For now, I will freelance and cover any shortfalls with my savings until I recover my footing and find my next handhold. If or when I come to the end of the money that I have set aside for travel, I will go back to public accounting or seek a full-time position.
During my first couple of years working, I saved. And I saved. I shared a one-bedroom apartment near Roosevelt University with a violin student and walked to work. The space was tight but the soundtrack was captivating and inspiring. It wasn’t glamorous, but living frugally then, allowed me to take chances now.
Unknown 3: Where will I live?

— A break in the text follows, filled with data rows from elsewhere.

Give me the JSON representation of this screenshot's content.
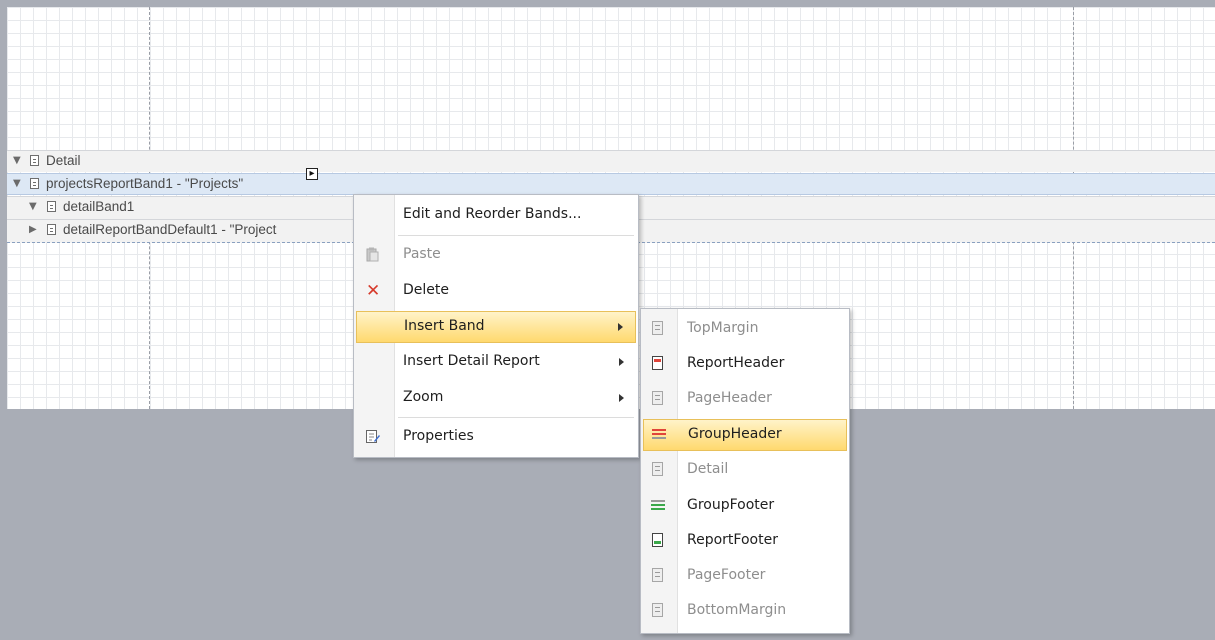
{
  "bands": [
    {
      "name": "Detail",
      "expanded": true,
      "selected": false
    },
    {
      "name": "projectsReportBand1 - \"Projects\"",
      "expanded": true,
      "selected": true
    },
    {
      "name": "detailBand1",
      "expanded": true,
      "selected": false
    },
    {
      "name": "detailReportBandDefault1 - \"Project",
      "expanded": false,
      "selected": false
    }
  ],
  "smart_tag": "▸",
  "context_menu": {
    "items": [
      {
        "label": "Edit and Reorder Bands...",
        "icon": null,
        "enabled": true
      },
      {
        "label": "Paste",
        "icon": "paste-icon",
        "enabled": false
      },
      {
        "label": "Delete",
        "icon": "delete-icon",
        "enabled": true
      },
      {
        "label": "Insert Band",
        "icon": null,
        "enabled": true,
        "submenu": true,
        "highlighted": true
      },
      {
        "label": "Insert Detail Report",
        "icon": null,
        "enabled": true,
        "submenu": true
      },
      {
        "label": "Zoom",
        "icon": null,
        "enabled": true,
        "submenu": true
      },
      {
        "label": "Properties",
        "icon": "properties-icon",
        "enabled": true
      }
    ]
  },
  "insert_band_submenu": {
    "items": [
      {
        "label": "TopMargin",
        "icon": "top-margin-band-icon",
        "enabled": false
      },
      {
        "label": "ReportHeader",
        "icon": "report-header-band-icon",
        "enabled": true
      },
      {
        "label": "PageHeader",
        "icon": "page-header-band-icon",
        "enabled": false
      },
      {
        "label": "GroupHeader",
        "icon": "group-header-band-icon",
        "enabled": true,
        "highlighted": true
      },
      {
        "label": "Detail",
        "icon": "detail-band-icon",
        "enabled": false
      },
      {
        "label": "GroupFooter",
        "icon": "group-footer-band-icon",
        "enabled": true
      },
      {
        "label": "ReportFooter",
        "icon": "report-footer-band-icon",
        "enabled": true
      },
      {
        "label": "PageFooter",
        "icon": "page-footer-band-icon",
        "enabled": false
      },
      {
        "label": "BottomMargin",
        "icon": "bottom-margin-band-icon",
        "enabled": false
      }
    ]
  },
  "colors": {
    "highlight_top": "#fff3c9",
    "highlight_bottom": "#ffd96e",
    "selected_band": "#dde8f5",
    "delete_red": "#d63a2b",
    "group_header_red": "#e0443a",
    "group_footer_green": "#3aa84a"
  }
}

For starters, I will travel around Ghana using Accra as my base. There is still a lot of territory that I have yet to explore here and I have dreamed of a trip to Ghana’s northern most regions since I started traveling to Ghana in 2010. Now, I finally have the time to plan out an itinerary and go!
In April, I have a ticket from Accra to St. Louis and a one-way ticket from Chicago to Moscow a few weeks later. The Moscow ticket was a late-night impulse buy. It was 420 USD. Honestly, who could resist?!
My itinerary for Russia is TBD but I think a ride on the Trans-Siberian Railroad is in order. Stay tuned.
Good decisions aren’t always logical.
Over the past four years, I’ve studied in Spain, volunteered in Bolivia, worked in Ghana, and cycled across the great state of Missouri.
I started Traveled & True to breakdown borders by sharing stories from abroad to a like-minded audience.
Striking a balance between writing and traveling will be difficult. Finding good friends and good coffee along the way will be key. I hope you join me.
If you’re in Accra, let’s start the day together with a cup of coffee.